food aid in Mozambique, people waitFood distribution in Beira, Mozambique [source UN/WFP/Deborah Nguyen].

More than 1,000 people are feared dead after Tropical Cyclone Idai devastated Mozambique, Malawi and Zimbabwe. Winds at speeds of 200kph and floodwaters up to six metres deep affecting an estimated 2.6 million people. Aid organisations have been scrambling to respond to what the United Nations described as one of the worst weather-related crises ever in the southern hemisphere.

Rescue workers described seeing people on rooftops or clinging to trees surrounded by kilometres of water. One survivor in the Mozambican port of Beira said iron-sheet roofs torn off shacks had decapitated victims. As a storm surge inundated the hinterland, Beira became an ‘island in the ocean’. The Red Cross could get only one lorry containing tarpaulins and water-purification tablets into the city of 500,000 people before it was cut off. Telephone poles and trees have been submerged, with roads and bridges completely swept away or left with impassable sinkholes. ‘Sometimes we can only save two out of five; sometimes we rather drop food and go to someone else who’s in bigger danger,” Ian Scher, of the organisation Rescue South Africa, told AFP. ‘We just save what we can save and the others will perish.’

Mozambique’s president, Filipe Nyusi, declared a state of emergency and described seeing bodies floating in rivers as he flew over the region by helicopter. ‘It’s a real humanitarian disaster of large proportions,’ he said. In an address on national radio, Nyusi said that while the official death toll was 84, ‘everything indicates that we can have a record of more than 1,000 dead,’ CNN reported.

Jamie LeSueur, of the International Federation of Red Cross and Red Crescent Societies (IFRC), said: ‘The scale of devastation is enormous. It seems that 90% of the area is completely destroyed … Beira has been severely battered. But we are also hearing that the situation outside the city could be even worse. Yesterday, a large dam burst and cut off the last road to the city.’ By 19 March, the Washington Post reported, there were fears that the town of Buzi, a town of 200,000 people, might be completely submerged.

After sweeping through Mozambique, Cyclone Idai weakened but continued westwards to Zimbabwe as a tropical storm, wreaking havoc in the Chimanimani and Chipinge districts of Manicaland. At least 89 deaths have been reported in Zimbabwe, with more than 100 missing. Herve Verhoosel, of the UN World Food Programme, said 920,000 people were estimated to be affected in Malawi, with 56 deaths and some 600 injuries declared so far.
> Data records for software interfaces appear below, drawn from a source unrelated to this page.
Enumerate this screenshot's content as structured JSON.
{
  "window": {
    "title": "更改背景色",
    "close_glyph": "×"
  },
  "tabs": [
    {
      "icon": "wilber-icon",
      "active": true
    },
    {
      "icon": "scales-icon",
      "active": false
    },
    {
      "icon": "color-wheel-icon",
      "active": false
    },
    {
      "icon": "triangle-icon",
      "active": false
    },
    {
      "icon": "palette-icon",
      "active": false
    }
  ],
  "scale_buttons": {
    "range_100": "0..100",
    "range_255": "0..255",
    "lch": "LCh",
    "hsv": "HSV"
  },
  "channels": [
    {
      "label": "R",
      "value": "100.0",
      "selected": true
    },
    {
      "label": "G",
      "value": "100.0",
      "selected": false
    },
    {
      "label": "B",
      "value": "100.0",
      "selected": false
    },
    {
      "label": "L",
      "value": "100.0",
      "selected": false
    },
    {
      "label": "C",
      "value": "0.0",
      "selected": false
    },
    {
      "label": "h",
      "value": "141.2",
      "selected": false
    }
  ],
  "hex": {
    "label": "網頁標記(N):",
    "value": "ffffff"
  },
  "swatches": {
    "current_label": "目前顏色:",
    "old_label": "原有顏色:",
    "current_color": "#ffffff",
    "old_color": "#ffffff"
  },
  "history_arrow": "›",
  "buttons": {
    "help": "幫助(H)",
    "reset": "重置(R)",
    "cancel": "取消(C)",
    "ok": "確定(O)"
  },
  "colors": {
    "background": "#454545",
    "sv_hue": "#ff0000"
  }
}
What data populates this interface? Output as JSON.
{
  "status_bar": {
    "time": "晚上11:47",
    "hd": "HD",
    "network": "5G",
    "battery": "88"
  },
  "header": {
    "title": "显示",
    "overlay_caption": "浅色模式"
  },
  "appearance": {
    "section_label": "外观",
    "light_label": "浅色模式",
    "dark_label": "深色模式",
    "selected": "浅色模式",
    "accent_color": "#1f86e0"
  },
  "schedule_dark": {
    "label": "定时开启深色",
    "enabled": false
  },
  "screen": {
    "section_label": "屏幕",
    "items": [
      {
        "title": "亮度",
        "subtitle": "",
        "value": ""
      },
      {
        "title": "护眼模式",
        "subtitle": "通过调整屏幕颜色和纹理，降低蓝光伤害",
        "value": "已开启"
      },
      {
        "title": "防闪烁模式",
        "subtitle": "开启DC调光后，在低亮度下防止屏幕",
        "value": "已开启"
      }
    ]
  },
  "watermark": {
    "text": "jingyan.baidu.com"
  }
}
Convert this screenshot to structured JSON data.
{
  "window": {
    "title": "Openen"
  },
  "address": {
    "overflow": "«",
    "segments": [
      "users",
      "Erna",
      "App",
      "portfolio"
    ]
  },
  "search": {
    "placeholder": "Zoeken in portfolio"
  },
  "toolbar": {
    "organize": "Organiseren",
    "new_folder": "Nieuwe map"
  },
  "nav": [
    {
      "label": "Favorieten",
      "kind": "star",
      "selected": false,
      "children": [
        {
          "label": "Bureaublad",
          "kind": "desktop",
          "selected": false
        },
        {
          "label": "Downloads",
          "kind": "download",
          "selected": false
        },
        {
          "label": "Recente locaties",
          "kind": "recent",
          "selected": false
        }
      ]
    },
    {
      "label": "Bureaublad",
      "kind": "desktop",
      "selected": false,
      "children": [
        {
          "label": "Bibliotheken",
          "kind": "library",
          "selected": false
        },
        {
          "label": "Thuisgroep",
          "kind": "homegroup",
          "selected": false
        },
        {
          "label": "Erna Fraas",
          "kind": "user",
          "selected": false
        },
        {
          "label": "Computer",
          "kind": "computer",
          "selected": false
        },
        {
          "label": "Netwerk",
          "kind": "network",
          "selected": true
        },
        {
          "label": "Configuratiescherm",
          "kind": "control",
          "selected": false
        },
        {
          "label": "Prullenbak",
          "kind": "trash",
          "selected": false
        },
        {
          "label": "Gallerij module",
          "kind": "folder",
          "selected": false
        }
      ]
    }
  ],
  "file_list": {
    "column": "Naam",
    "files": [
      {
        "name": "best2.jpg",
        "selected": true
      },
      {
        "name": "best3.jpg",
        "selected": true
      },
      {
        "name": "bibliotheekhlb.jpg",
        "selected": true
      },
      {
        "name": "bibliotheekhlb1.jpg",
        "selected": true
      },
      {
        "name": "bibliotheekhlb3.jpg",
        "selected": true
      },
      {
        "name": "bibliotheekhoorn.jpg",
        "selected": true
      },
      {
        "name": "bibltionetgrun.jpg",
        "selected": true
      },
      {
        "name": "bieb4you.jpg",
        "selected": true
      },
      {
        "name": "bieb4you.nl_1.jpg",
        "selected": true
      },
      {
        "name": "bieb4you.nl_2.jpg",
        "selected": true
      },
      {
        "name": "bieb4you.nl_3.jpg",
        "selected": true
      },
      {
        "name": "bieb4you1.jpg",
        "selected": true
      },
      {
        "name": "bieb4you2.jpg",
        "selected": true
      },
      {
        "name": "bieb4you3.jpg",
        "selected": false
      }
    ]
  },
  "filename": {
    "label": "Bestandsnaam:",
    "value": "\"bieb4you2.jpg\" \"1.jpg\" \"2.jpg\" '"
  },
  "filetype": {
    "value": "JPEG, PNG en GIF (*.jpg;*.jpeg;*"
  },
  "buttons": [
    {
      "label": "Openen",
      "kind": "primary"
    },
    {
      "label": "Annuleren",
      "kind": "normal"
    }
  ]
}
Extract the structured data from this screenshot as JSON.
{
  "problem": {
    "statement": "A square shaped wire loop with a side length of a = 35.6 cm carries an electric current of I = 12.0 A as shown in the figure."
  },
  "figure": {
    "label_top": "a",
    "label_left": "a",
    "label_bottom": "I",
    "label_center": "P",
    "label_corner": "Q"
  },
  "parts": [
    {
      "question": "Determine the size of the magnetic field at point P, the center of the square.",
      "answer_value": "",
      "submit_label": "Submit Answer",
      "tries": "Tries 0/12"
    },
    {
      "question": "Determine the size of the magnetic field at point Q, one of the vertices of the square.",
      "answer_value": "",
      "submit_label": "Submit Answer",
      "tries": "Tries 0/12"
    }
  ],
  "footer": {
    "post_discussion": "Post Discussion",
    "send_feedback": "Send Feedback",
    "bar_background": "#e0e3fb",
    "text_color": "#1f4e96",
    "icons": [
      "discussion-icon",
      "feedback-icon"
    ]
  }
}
Mozambique is particularly vulnerable to weather-related disasters – a World Bank agency, the GFDRR, has ranked Mozambique third among African countries most at risk. In an early assessment of the damage, after Idai made landfall on 14-15 March, the UN Office for the Coordination of Humanitarian Affairs warned of might follow in its wake: a food security and nutrition crisis following the devastation of 168,000 hectares (650 sq miles) of crops already inundated by heavy rains earlier in the month, heightened risk of water-borne diseases because of the loss of water supplies and sanitation, and protection risks for women and children in particular.

‘There’s a sense from people on the ground that the world still really hasn’t caught on to how severe this disaster is,’ said the IFRC’s Matthew Cochrane. Clare Nullis, of the World Meteorological Organization, said: ‘If these reports, these fears are realised, then we can say that this is one of the worst weather-related disasters – tropical cyclone-related disasters – in the southern hemisphere.’

But we can’t say we were not warned – 19 years ago, Cyclone Eline also made landfall near Beira after intense rain, killing nearly 800 and displacing 650,000 across the region. A woman saved after giving birth in a tree above crocodile-infested waters became the human face of that disaster. The baby is now an adult and the threat to the world from climate change has also matured: the worst fears of how it will impact countries struggling to develop are becoming reality.